● **DIRECTIONS**
Once you find the line containing "What's the underlying", output it and every line after it to the end of the records, exactly.

§ §

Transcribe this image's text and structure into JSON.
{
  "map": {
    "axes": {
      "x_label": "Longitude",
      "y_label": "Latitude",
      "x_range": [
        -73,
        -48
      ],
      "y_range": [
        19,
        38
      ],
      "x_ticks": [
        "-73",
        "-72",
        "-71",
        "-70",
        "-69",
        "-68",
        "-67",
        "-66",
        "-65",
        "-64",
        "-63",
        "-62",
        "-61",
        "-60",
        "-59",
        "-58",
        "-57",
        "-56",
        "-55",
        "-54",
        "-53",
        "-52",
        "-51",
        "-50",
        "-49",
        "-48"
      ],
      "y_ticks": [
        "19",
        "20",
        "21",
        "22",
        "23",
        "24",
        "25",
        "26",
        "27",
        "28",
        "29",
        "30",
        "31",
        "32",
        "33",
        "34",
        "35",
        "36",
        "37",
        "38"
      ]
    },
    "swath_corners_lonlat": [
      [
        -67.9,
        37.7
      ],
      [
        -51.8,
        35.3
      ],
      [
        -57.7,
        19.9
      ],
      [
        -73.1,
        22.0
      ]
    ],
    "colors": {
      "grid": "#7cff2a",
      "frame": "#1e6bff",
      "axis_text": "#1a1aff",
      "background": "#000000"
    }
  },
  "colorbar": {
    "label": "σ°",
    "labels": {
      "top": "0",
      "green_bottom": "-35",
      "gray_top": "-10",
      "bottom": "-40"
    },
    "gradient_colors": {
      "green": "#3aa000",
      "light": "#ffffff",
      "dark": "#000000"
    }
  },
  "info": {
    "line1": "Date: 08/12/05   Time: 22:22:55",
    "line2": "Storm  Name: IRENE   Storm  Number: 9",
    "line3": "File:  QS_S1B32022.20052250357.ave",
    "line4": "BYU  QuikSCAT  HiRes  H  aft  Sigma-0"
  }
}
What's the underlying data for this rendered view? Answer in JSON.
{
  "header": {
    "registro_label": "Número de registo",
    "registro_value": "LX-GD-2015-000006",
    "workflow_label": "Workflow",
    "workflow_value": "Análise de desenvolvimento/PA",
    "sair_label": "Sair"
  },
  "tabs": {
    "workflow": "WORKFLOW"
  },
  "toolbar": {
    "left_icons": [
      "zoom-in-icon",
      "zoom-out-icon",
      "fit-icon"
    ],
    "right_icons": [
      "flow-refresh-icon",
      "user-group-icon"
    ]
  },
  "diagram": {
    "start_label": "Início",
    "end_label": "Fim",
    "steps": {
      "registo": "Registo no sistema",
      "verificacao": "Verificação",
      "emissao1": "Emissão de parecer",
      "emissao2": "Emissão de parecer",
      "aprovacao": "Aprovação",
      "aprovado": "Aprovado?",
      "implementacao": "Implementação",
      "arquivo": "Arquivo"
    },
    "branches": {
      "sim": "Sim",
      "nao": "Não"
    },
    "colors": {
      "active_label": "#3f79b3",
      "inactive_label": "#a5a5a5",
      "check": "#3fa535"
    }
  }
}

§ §

● **WRITTEN ANSWER**
What's the underlying data for this rendered view? Answer in JSON.
{
  "header": {
    "registro_label": "Número de registo",
    "registro_value": "LX-GD-2015-000006",
    "workflow_label": "Workflow",
    "workflow_value": "Análise de desenvolvimento/PA",
    "sair_label": "Sair"
  },
  "tabs": {
    "workflow": "WORKFLOW"
  },
  "toolbar": {
    "left_icons": [
      "zoom-in-icon",
      "zoom-out-icon",
      "fit-icon"
    ],
    "right_icons": [
      "flow-refresh-icon",
      "user-group-icon"
    ]
  },
  "diagram": {
    "start_label": "Início",
    "end_label": "Fim",
    "steps": {
      "registo": "Registo no sistema",
      "verificacao": "Verificação",
      "emissao1": "Emissão de parecer",
      "emissao2": "Emissão de parecer",
      "aprovacao": "Aprovação",
      "aprovado": "Aprovado?",
      "implementacao": "Implementação",
      "arquivo": "Arquivo"
    },
    "branches": {
      "sim": "Sim",
      "nao": "Não"
    },
    "colors": {
      "active_label": "#3f79b3",
      "inactive_label": "#a5a5a5",
      "check": "#3fa535"
    }
  }
}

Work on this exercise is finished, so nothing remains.